Our research confirms #GreyEnergy and #Zebrocy shared the C2 server infrastructure and both targeted the same organization almost at the same time. It confirms the existence of a relationship between these threat actors: https://t.co/hy5FHCftqm pic.twitter.com/8VR8ToBce9
— Eugene Kaspersky (@e_kaspersky) January 24, 2019
Only broad details about both groups are publicly known. While U.S. officials regularly allege that Kaspersky Lab products could be a conduit for Russian espionage — something the company vigorously denies — the company continues to do highly respected research on suspected Russia-based threats.
GreyEnergy descends from BlackEnergy, a hacking campaign best known for a December 2015 cyberattack against a Ukrainian power facility that resulted in electrical outages for some 230,000 people.
That attack was a “brilliant” example of a well-coordinated reconnaissance effort, followed by different phases of the operation that involved other teams, researchers told Wired in 2016. Cybercriminals may have first infiltrated the power plant’s networks, then provided that access to nation-state hackers to deliver the final assault, according to Wired.
Similarly, GreyEnergy has focused its espionage efforts on energy companies in Ukraine and Poland, the security company ESET said in October.
“GreyEnergy is an important part of the arsenal of one of the most dangerous [advanced persistent threat] groups that has been terrorizing Ukraine for the past several years,” researchers said. “[W]e consider it to be the success of the BlackEnergy toolkit.”

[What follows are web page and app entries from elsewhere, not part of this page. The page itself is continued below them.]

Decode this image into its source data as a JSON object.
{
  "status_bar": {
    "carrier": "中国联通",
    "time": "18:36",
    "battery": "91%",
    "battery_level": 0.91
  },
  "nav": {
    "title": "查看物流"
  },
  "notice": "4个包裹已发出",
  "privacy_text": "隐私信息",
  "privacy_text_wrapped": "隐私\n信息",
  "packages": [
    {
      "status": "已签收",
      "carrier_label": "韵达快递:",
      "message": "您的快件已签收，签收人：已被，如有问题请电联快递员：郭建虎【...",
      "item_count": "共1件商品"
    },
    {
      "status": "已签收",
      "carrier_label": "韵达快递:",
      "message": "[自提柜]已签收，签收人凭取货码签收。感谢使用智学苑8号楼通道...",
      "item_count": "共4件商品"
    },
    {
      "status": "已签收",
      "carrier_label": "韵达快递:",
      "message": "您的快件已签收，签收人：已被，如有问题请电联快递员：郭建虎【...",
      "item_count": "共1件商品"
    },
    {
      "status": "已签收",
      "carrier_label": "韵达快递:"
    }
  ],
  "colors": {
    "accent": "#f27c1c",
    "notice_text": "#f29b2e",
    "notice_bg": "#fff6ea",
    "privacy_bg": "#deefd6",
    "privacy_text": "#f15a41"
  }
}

Now, GreyEnergy appears to be joining forces with a contingent of the Sofacy group. At least one alleged member of the Sofacy group, Lt. Cap. Nikolay Yuryevich Kozacheck, was indicted last year by Robert Mueller’s grand jury. Kozachek allegedly “used a variety of monikers” when he “developed, customized, and monitored X-Agent malware used to hack the DCCC and DNC networks.”